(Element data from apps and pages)
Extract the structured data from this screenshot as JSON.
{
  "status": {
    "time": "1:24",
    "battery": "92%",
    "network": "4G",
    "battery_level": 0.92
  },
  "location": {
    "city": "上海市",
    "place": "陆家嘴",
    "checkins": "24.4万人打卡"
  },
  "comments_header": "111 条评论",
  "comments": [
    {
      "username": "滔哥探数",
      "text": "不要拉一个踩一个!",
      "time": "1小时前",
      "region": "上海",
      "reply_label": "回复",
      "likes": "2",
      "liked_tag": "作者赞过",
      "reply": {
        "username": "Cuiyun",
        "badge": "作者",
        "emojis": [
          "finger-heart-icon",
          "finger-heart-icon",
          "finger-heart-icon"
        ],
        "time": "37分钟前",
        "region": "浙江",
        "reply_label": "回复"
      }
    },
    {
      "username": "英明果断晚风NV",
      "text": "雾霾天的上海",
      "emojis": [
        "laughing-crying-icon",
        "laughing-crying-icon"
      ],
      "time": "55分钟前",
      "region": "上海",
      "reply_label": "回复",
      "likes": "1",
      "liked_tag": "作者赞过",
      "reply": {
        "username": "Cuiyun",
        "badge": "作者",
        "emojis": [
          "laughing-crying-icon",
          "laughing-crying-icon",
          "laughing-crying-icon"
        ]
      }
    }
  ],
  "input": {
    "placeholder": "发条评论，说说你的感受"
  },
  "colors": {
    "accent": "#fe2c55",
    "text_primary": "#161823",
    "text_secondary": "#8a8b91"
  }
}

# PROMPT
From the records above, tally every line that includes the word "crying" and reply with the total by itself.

# WRITTEN REPLY
5